A good starting point is to check the standard SharePoint “Lists" web service – especially the UpdateListItems method. It uses a similar XML syntax for updating list items, and basically it’s easier to get things working with it – no fancy internal parameter names are needed. And the thing is that the web method internally uses SPWeb.ProcessBatchData and the input XML is being “translated” to the ProcessBatchData form. A nice way to check the work of the Lists.UpdateListItems is to open a list in datasheet view and check the requests sent to the web service with a web debugging proxy as fiddler. This way you’ll have real time XML samples – after all it’s obvious that the Lists.UpdateListItems was designed for use primarily by the standard list datasheet view.

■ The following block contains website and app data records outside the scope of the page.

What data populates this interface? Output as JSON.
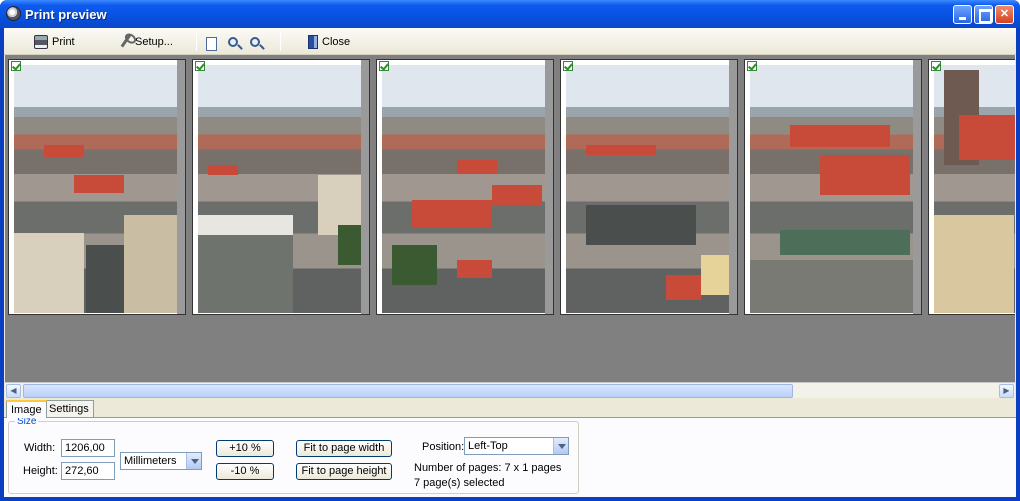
{
  "window": {
    "title": "Print preview"
  },
  "toolbar": {
    "print_label": "Print",
    "setup_label": "Setup...",
    "close_label": "Close",
    "icons": [
      "printer-icon",
      "wrench-icon",
      "page-preview-icon",
      "zoom-in-icon",
      "zoom-out-icon",
      "close-door-icon"
    ]
  },
  "preview": {
    "pages": [
      {
        "checked": true
      },
      {
        "checked": true
      },
      {
        "checked": true
      },
      {
        "checked": true
      },
      {
        "checked": true
      },
      {
        "checked": true
      }
    ]
  },
  "tabs": [
    {
      "label": "Image",
      "active": true
    },
    {
      "label": "Settings",
      "active": false
    }
  ],
  "size_group": {
    "title": "Size",
    "width_label": "Width:",
    "width_value": "1206,00",
    "height_label": "Height:",
    "height_value": "272,60",
    "unit": "Millimeters",
    "plus_label": "+10 %",
    "minus_label": "-10 %",
    "fit_width_label": "Fit to page width",
    "fit_height_label": "Fit to page height",
    "position_label": "Position:",
    "position_value": "Left-Top",
    "pages_info": "Number of pages: 7 x 1 pages",
    "selected_info": "7 page(s) selected"
  },
  "colors": {
    "titlebar": "#0651e0",
    "preview_bg": "#808080",
    "group_title": "#0046d5",
    "roof": "#c84a38"
  }
}
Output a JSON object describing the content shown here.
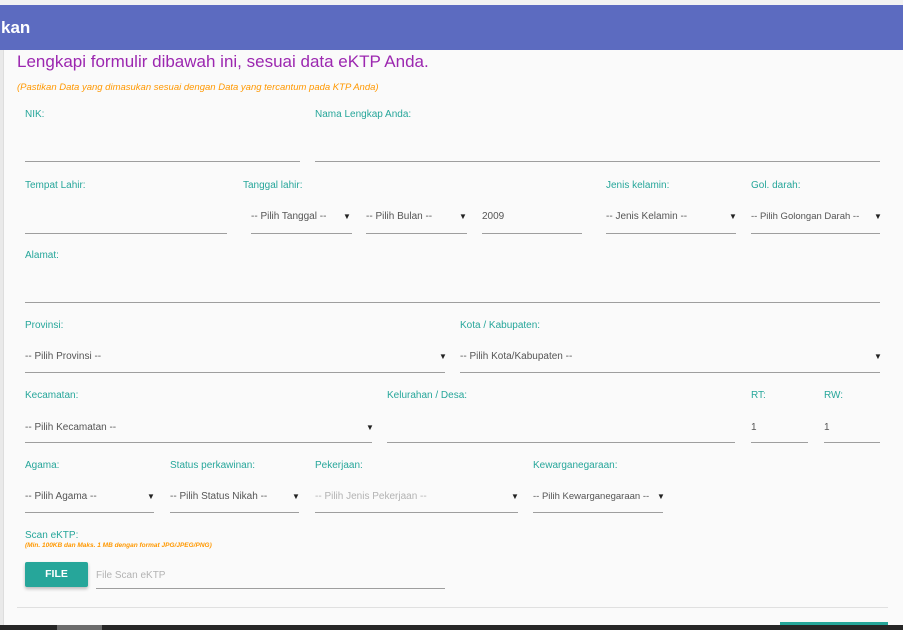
{
  "header": {
    "title": "kan"
  },
  "form": {
    "title": "Lengkapi formulir dibawah ini, sesuai data eKTP Anda.",
    "notice": "(Pastikan Data yang dimasukan sesuai dengan Data yang tercantum pada KTP Anda)",
    "nik": {
      "label": "NIK:",
      "value": ""
    },
    "nama": {
      "label": "Nama Lengkap Anda:",
      "value": ""
    },
    "tempat_lahir": {
      "label": "Tempat Lahir:",
      "value": ""
    },
    "tanggal_lahir": {
      "label": "Tanggal lahir:",
      "day": "-- Pilih Tanggal --",
      "month": "-- Pilih Bulan --",
      "year": "2009"
    },
    "jenis_kelamin": {
      "label": "Jenis kelamin:",
      "value": "-- Jenis Kelamin --"
    },
    "gol_darah": {
      "label": "Gol. darah:",
      "value": "-- Pilih Golongan Darah --"
    },
    "alamat": {
      "label": "Alamat:",
      "value": ""
    },
    "provinsi": {
      "label": "Provinsi:",
      "value": "-- Pilih Provinsi --"
    },
    "kota": {
      "label": "Kota / Kabupaten:",
      "value": "-- Pilih Kota/Kabupaten --"
    },
    "kecamatan": {
      "label": "Kecamatan:",
      "value": "-- Pilih Kecamatan --"
    },
    "kelurahan": {
      "label": "Kelurahan / Desa:",
      "value": ""
    },
    "rt": {
      "label": "RT:",
      "value": "1"
    },
    "rw": {
      "label": "RW:",
      "value": "1"
    },
    "agama": {
      "label": "Agama:",
      "value": "-- Pilih Agama --"
    },
    "status": {
      "label": "Status perkawinan:",
      "value": "-- Pilih Status Nikah --"
    },
    "pekerjaan": {
      "label": "Pekerjaan:",
      "value": "-- Pilih Jenis Pekerjaan --"
    },
    "kewarganegaraan": {
      "label": "Kewarganegaraan:",
      "value": "-- Pilih Kewarganegaraan --"
    },
    "scan": {
      "label": "Scan eKTP:",
      "hint": "(Min. 100KB dan Maks. 1 MB dengan format JPG/JPEG/PNG)",
      "button": "FILE",
      "placeholder": "File Scan eKTP"
    }
  },
  "colors": {
    "header": "#5c6bc0",
    "accent": "#26a69a",
    "title": "#9c27b0",
    "notice": "#ff9800"
  },
  "icons": {
    "dropdown": "caret-down-icon"
  }
}
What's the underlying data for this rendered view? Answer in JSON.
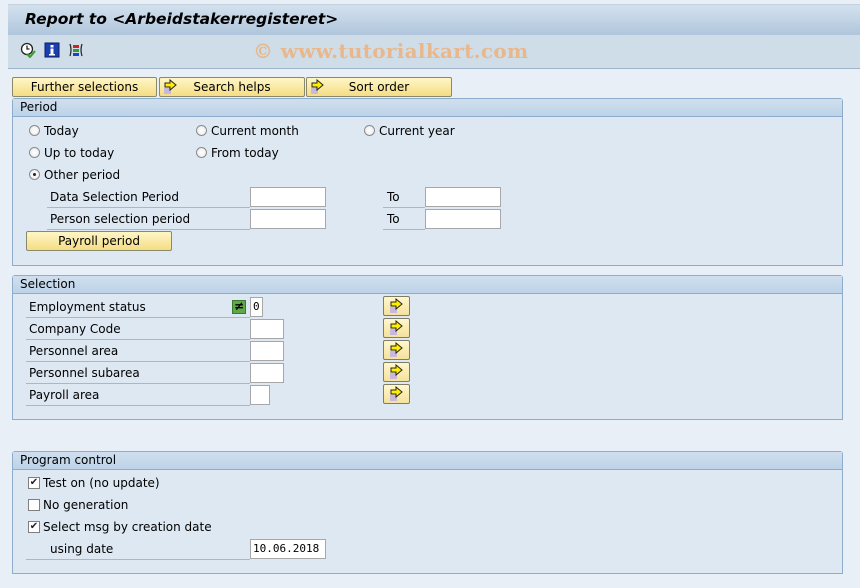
{
  "window": {
    "title": "Report to <Arbeidstakerregisteret>",
    "watermark": "© www.tutorialkart.com"
  },
  "toolbar": {
    "icons": [
      "execute-clock-icon",
      "info-icon",
      "variant-layout-icon"
    ]
  },
  "tab_buttons": [
    {
      "label": "Further selections",
      "icon": null
    },
    {
      "label": "Search helps",
      "icon": "arrow-right-icon"
    },
    {
      "label": "Sort order",
      "icon": "arrow-right-icon"
    }
  ],
  "period": {
    "title": "Period",
    "radios": [
      {
        "label": "Today",
        "selected": false
      },
      {
        "label": "Current month",
        "selected": false
      },
      {
        "label": "Current year",
        "selected": false
      },
      {
        "label": "Up to today",
        "selected": false
      },
      {
        "label": "From today",
        "selected": false
      },
      {
        "label": "Other period",
        "selected": true
      }
    ],
    "ranges": [
      {
        "label": "Data Selection Period",
        "from": "",
        "to_label": "To",
        "to": ""
      },
      {
        "label": "Person selection period",
        "from": "",
        "to_label": "To",
        "to": ""
      }
    ],
    "payroll_button": "Payroll period"
  },
  "selection": {
    "title": "Selection",
    "fields": [
      {
        "label": "Employment status",
        "value": "0",
        "operator": "≠"
      },
      {
        "label": "Company Code",
        "value": ""
      },
      {
        "label": "Personnel area",
        "value": ""
      },
      {
        "label": "Personnel subarea",
        "value": ""
      },
      {
        "label": "Payroll area",
        "value": ""
      }
    ]
  },
  "program_control": {
    "title": "Program control",
    "checkboxes": [
      {
        "label": "Test on (no update)",
        "checked": true
      },
      {
        "label": "No generation",
        "checked": false
      },
      {
        "label": "Select msg by creation date",
        "checked": true
      }
    ],
    "using_date_label": "using date",
    "using_date_value": "10.06.2018"
  }
}
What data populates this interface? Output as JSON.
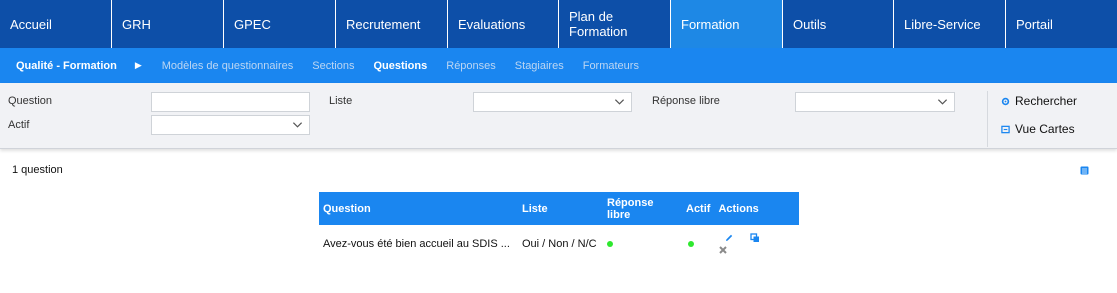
{
  "topnav": {
    "items": [
      {
        "label": "Accueil",
        "active": false
      },
      {
        "label": "GRH",
        "active": false
      },
      {
        "label": "GPEC",
        "active": false
      },
      {
        "label": "Recrutement",
        "active": false
      },
      {
        "label": "Evaluations",
        "active": false
      },
      {
        "label": "Plan de Formation",
        "active": false
      },
      {
        "label": "Formation",
        "active": true
      },
      {
        "label": "Outils",
        "active": false
      },
      {
        "label": "Libre-Service",
        "active": false
      },
      {
        "label": "Portail",
        "active": false
      }
    ]
  },
  "subnav": {
    "root": "Qualité - Formation",
    "items": [
      {
        "label": "Modèles de questionnaires",
        "active": false
      },
      {
        "label": "Sections",
        "active": false
      },
      {
        "label": "Questions",
        "active": true
      },
      {
        "label": "Réponses",
        "active": false
      },
      {
        "label": "Stagiaires",
        "active": false
      },
      {
        "label": "Formateurs",
        "active": false
      }
    ]
  },
  "filters": {
    "question_label": "Question",
    "question_value": "",
    "actif_label": "Actif",
    "actif_value": "",
    "liste_label": "Liste",
    "liste_value": "",
    "reponse_libre_label": "Réponse libre",
    "reponse_libre_value": "",
    "search_label": "Rechercher",
    "cards_label": "Vue Cartes"
  },
  "results": {
    "count_text": "1 question",
    "columns": [
      "Question",
      "Liste",
      "Réponse libre",
      "Actif",
      "Actions"
    ],
    "rows": [
      {
        "question": "Avez-vous été bien accueil au SDIS ...",
        "liste": "Oui / Non / N/C",
        "reponse_libre": true,
        "actif": true
      }
    ]
  },
  "colors": {
    "nav_dark": "#0d4fa8",
    "nav_active": "#1e88e5",
    "subnav": "#1a86f0",
    "status_dot": "#2ee82e",
    "icon_blue": "#1a86f0",
    "icon_gray": "#8a8a8a"
  },
  "icons": {
    "search": "search-icon",
    "cards": "cards-icon",
    "view_toggle": "list-view-icon",
    "edit": "pencil-icon",
    "copy": "copy-icon",
    "delete": "close-icon"
  }
}
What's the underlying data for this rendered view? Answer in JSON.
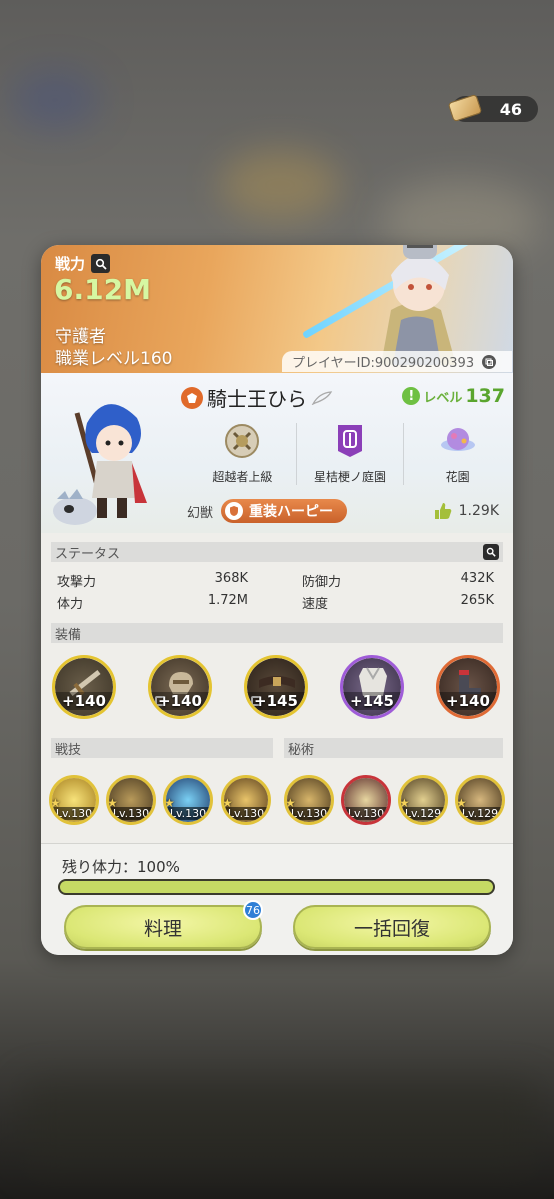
{
  "currency": {
    "amount": "46",
    "icon": "ticket-icon"
  },
  "header": {
    "power_label": "戦力",
    "power_value": "6.12M",
    "class_name": "守護者",
    "job_level": "職業レベル160",
    "player_id": "プレイヤーID:900290200393"
  },
  "profile": {
    "name": "騎士王ひら",
    "level_label": "レベル",
    "level_value": "137",
    "badges": [
      {
        "label": "超越者上級",
        "icon": "rank-emblem-icon"
      },
      {
        "label": "星桔梗ノ庭園",
        "icon": "guild-banner-icon"
      },
      {
        "label": "花園",
        "icon": "planet-icon"
      }
    ],
    "phantom_label": "幻獣",
    "phantom_name": "重装ハーピー",
    "likes": "1.29K"
  },
  "status": {
    "title": "ステータス",
    "stats": [
      {
        "label": "攻撃力",
        "value": "368K"
      },
      {
        "label": "体力",
        "value": "1.72M"
      },
      {
        "label": "防御力",
        "value": "432K"
      },
      {
        "label": "速度",
        "value": "265K"
      }
    ]
  },
  "equipment": {
    "title": "装備",
    "items": [
      {
        "plus": "+140",
        "icon": "sword-icon"
      },
      {
        "plus": "+140",
        "icon": "gauntlet-icon"
      },
      {
        "plus": "+145",
        "icon": "belt-icon"
      },
      {
        "plus": "+145",
        "icon": "armor-icon"
      },
      {
        "plus": "+140",
        "icon": "boots-icon"
      }
    ]
  },
  "skills": {
    "combat_title": "戦技",
    "secret_title": "秘術",
    "items": [
      {
        "lv": "Lv.130"
      },
      {
        "lv": "Lv.130"
      },
      {
        "lv": "Lv.130"
      },
      {
        "lv": "Lv.130"
      },
      {
        "lv": "Lv.130"
      },
      {
        "lv": "Lv.130"
      },
      {
        "lv": "Lv.129"
      },
      {
        "lv": "Lv.129"
      }
    ]
  },
  "footer": {
    "stamina_label": "残り体力：100%",
    "stamina_fraction": 1.0,
    "cook_button": "料理",
    "cook_badge": "76",
    "recover_button": "一括回復"
  },
  "colors": {
    "accent_green": "#d6f7a2",
    "button_yellow": "#dbe775",
    "phantom_orange": "#d9713a"
  }
}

As for the “translation” of the Lists.UpdateListItems XML to the ProcessBatchData form you can reflect the code of the standard SharePoint STSSOAP.DLL assembly – it’s located in the _app_bin subfolder of your SharePoint web applications. The “translation” is implemented in the ConstructCaml method of the Microsoft.SharePoint.SoapServer.ListDataImpl class. I actually got this method working in a small WinForm application, here is the sample code:

        private void TestConstructCaml()
            System.Web.Services.WebService svc = new System.Web.Services.WebService();
            test.ListDataImplProxy p = test.ListDataImplProxy.CreateUnderlyingInstance(svc);

            string listName = "docs";
            string xml = "<Batch OnError=\"Continue\"><Method ID=\"M0\" Cmd=\"Moderate\"><Field Name=\"ID\">22</Field><Field Name=\"FileRef\">/sites/1/docs/zterminal.csv</Field><Field Name=\"_ModerationStatus\">0</Field><Field Name=\"_Level\">2</Field><Field Name=\"owshiddenversion\">45</Field></Method></Batch>";

            string s = p.ConstructCaml(listName, xml);


        private void CreateHttpContext()
            HttpContext.Current = null;
            string url = "http://racoon-vpc-hg:2909/sites/1";
            SPSite site = new SPSite(url);
            SPWeb web = site.OpenWeb();

            HttpRequest r = new HttpRequest("default.aspx", url, "");
            HttpResponse rs = new HttpResponse(null);
            HttpContext.Current = new HttpContext(r, rs);

            HttpContext.Current.Items["HttpHandlerSPWeb"] = web;
            HttpContext.Current.Items["HttpHandlerSPSite"] = site;


With this code I was able to check the translated ProcessBatchData XML from a Lists.UpdateListItems input XML. The ListDataImplProxy class is a reflection proxy class which calls the methods of the ListDataImpl class using reflection. It was generated with my reflection proxy generating utility, which can be downloaded from here:

Sunday, July 5, 2009

SPQuery Scope and ModerationType ViewAttributes

Basically there is some sporadic info here and there about these on the internet, for instance that the “Scope" attribute can take the values of “Recursive” and “RecursiveAll”.

So to wrap it up:

The possible values of the “Scope” attribute are:

  • Default
  • FilesOnly
  • Recursive
  • RecursiveAll

The possible values of the “ModerationType” attribute are:

  • HideUnapproved
  • Contributor
  • Moderator

It turns out that these two are analogous to the Scope and ModerationType properties of the SPView class, which are briefly explained here and here.